» **About this task**
In the entries below, how many lines contain the word "title"? State the number and nothing more.
┌─ Listed entries
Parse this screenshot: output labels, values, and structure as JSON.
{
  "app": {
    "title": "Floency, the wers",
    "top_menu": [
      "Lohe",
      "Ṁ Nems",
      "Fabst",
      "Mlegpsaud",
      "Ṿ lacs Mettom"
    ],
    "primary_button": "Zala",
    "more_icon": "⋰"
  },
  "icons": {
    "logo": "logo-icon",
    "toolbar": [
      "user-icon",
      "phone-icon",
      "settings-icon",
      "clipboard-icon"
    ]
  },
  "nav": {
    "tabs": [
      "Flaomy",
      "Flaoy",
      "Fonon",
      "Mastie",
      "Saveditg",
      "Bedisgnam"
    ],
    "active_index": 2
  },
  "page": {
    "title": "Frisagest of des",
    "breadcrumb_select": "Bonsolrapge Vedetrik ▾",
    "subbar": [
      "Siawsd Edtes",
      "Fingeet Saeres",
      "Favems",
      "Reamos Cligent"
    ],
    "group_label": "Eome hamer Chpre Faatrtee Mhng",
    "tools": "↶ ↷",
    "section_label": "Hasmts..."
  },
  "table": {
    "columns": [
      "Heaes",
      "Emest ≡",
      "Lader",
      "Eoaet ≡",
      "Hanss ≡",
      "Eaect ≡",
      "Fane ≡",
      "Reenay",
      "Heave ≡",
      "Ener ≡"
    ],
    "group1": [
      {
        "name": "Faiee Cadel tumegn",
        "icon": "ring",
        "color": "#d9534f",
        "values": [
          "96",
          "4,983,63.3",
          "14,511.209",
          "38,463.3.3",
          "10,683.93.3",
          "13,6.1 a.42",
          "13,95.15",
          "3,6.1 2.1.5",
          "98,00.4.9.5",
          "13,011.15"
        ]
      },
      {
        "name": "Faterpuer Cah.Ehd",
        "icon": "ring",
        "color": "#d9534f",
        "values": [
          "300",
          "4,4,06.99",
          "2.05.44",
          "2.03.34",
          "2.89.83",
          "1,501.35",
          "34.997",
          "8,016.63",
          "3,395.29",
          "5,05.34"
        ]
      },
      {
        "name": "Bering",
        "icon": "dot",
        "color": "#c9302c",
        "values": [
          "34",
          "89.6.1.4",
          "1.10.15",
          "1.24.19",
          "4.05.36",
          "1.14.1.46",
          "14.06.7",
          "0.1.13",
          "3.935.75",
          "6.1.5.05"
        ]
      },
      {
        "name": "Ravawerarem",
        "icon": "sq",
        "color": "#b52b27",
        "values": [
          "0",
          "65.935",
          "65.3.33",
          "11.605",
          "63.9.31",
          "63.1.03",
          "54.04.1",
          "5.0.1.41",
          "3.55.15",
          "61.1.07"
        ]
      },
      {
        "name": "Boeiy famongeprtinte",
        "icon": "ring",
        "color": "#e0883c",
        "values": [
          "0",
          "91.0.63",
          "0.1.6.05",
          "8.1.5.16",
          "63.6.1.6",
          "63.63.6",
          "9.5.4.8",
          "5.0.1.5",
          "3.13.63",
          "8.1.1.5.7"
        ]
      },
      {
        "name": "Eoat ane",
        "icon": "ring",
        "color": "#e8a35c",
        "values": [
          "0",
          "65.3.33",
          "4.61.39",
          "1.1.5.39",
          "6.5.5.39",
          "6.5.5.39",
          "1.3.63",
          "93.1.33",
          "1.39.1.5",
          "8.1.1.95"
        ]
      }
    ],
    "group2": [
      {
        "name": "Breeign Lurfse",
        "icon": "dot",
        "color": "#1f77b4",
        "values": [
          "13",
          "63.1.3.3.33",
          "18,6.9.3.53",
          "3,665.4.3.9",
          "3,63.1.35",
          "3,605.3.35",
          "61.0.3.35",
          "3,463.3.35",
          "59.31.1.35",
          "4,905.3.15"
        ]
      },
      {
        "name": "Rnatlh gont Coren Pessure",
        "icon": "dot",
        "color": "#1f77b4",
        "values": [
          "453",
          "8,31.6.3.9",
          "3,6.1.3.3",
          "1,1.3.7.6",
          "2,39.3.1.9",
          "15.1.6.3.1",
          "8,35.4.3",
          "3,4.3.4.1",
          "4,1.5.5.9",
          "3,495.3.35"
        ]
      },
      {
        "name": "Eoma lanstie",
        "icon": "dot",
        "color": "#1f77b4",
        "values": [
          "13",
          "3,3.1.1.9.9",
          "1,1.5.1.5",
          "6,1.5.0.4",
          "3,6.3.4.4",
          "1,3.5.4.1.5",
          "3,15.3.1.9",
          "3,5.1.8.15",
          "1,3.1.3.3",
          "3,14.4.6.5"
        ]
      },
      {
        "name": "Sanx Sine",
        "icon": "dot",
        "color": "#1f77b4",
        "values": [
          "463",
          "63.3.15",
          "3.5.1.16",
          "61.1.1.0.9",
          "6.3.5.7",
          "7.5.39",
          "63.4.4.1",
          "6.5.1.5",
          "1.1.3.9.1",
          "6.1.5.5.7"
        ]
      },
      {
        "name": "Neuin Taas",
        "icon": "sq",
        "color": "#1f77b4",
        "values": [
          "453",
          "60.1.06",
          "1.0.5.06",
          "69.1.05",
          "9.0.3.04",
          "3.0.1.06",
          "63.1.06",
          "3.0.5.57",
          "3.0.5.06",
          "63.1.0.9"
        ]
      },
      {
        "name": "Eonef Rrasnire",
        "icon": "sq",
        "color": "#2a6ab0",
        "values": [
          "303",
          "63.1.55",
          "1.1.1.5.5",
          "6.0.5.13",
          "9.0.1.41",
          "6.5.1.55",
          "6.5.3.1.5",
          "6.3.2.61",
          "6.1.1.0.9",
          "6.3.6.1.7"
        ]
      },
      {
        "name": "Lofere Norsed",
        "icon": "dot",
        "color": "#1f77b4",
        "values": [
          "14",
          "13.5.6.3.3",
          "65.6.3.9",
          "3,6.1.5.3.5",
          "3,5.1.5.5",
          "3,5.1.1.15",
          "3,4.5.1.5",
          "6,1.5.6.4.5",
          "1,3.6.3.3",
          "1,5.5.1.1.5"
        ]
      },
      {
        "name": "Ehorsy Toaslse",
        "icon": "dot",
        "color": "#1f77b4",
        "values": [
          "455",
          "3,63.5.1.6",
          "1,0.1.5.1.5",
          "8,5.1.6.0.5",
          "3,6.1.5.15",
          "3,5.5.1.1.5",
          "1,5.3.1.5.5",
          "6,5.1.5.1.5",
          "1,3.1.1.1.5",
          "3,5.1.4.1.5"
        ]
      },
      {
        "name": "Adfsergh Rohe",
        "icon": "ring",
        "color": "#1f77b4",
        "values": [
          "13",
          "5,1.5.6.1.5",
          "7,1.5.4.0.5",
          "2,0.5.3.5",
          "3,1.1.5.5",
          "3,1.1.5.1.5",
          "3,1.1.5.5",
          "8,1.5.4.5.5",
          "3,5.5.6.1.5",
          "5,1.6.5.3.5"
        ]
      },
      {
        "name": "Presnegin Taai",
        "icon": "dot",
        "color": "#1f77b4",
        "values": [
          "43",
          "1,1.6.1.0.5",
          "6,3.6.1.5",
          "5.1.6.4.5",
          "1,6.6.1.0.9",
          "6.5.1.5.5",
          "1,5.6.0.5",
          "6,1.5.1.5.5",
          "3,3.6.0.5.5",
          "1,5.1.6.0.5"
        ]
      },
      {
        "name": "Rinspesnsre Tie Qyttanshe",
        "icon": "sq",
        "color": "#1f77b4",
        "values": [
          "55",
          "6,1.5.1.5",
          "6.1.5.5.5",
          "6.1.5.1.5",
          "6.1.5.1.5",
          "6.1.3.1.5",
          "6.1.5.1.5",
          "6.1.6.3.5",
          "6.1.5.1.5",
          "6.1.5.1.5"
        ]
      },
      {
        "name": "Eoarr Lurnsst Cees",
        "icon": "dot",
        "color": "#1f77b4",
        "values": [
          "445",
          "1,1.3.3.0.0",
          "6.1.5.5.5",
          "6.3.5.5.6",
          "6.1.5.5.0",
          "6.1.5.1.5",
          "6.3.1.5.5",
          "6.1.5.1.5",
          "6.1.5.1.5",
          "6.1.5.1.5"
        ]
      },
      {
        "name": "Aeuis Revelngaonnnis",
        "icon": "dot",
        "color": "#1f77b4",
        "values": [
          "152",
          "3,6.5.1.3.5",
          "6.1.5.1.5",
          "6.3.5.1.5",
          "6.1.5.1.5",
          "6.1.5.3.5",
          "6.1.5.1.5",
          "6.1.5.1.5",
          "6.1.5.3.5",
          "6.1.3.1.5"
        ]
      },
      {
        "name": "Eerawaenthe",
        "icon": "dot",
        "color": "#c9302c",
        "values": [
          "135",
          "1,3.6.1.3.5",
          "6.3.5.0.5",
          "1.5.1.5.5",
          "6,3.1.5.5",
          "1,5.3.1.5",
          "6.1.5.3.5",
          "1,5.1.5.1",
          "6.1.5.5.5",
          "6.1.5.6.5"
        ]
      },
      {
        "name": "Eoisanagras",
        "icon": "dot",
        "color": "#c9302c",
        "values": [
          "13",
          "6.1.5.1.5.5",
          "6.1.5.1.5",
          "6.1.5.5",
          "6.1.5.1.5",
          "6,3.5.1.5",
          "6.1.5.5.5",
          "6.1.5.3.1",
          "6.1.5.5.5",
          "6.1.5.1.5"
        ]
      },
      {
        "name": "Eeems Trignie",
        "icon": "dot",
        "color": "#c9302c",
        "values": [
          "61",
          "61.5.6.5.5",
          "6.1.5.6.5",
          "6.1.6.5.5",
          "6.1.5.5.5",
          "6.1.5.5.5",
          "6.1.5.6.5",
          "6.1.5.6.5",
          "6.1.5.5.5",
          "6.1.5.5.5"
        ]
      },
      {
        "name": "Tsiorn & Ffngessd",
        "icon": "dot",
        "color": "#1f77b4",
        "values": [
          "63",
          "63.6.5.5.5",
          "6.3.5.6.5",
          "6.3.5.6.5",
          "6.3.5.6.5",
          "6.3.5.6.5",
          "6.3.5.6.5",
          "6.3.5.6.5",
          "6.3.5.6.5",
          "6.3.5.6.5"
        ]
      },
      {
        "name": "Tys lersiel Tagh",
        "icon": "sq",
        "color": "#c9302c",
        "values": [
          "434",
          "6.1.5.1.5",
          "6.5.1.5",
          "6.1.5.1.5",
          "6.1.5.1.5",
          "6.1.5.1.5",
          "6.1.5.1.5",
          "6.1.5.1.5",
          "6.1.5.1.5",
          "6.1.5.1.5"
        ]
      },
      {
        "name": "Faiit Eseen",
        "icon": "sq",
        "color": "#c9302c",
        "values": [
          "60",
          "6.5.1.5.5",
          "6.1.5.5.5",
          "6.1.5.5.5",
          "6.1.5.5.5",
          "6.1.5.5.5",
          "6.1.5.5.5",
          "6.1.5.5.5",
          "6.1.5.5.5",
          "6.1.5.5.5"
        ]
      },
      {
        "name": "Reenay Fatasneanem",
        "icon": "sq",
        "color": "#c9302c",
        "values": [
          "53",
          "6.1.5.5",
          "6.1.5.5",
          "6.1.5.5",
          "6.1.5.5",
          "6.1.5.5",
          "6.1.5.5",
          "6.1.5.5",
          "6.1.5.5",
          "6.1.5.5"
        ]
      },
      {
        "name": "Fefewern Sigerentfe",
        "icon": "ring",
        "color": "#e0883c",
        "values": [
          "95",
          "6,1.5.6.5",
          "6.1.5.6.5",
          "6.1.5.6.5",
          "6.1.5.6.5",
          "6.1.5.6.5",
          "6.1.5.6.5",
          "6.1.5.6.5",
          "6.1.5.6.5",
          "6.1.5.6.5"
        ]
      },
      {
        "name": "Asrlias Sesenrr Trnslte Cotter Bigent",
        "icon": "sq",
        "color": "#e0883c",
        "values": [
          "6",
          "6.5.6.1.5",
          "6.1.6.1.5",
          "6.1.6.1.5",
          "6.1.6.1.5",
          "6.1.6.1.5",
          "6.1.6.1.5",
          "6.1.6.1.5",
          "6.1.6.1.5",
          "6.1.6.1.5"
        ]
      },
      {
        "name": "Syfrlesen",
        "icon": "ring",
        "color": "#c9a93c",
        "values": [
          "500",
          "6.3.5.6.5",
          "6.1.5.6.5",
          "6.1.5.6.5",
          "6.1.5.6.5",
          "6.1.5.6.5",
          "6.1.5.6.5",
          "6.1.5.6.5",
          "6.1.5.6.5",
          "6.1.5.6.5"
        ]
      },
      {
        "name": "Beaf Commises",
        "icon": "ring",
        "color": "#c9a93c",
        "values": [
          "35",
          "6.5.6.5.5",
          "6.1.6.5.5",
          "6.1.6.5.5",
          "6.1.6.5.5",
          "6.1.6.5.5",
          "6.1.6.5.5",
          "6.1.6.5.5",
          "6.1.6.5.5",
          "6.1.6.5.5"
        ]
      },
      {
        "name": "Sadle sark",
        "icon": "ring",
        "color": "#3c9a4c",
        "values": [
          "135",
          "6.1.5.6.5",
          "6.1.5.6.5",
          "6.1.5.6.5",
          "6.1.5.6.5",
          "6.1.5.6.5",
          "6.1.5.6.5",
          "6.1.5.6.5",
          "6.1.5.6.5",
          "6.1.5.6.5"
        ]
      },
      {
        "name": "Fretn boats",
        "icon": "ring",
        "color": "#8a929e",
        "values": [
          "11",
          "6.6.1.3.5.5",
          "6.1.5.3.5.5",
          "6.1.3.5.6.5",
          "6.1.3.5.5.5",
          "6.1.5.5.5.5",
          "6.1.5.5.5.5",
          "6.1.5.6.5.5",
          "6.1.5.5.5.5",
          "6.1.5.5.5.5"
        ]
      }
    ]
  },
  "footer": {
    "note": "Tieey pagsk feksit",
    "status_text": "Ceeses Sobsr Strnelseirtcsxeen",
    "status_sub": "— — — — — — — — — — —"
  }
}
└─
» **Result of the task**
2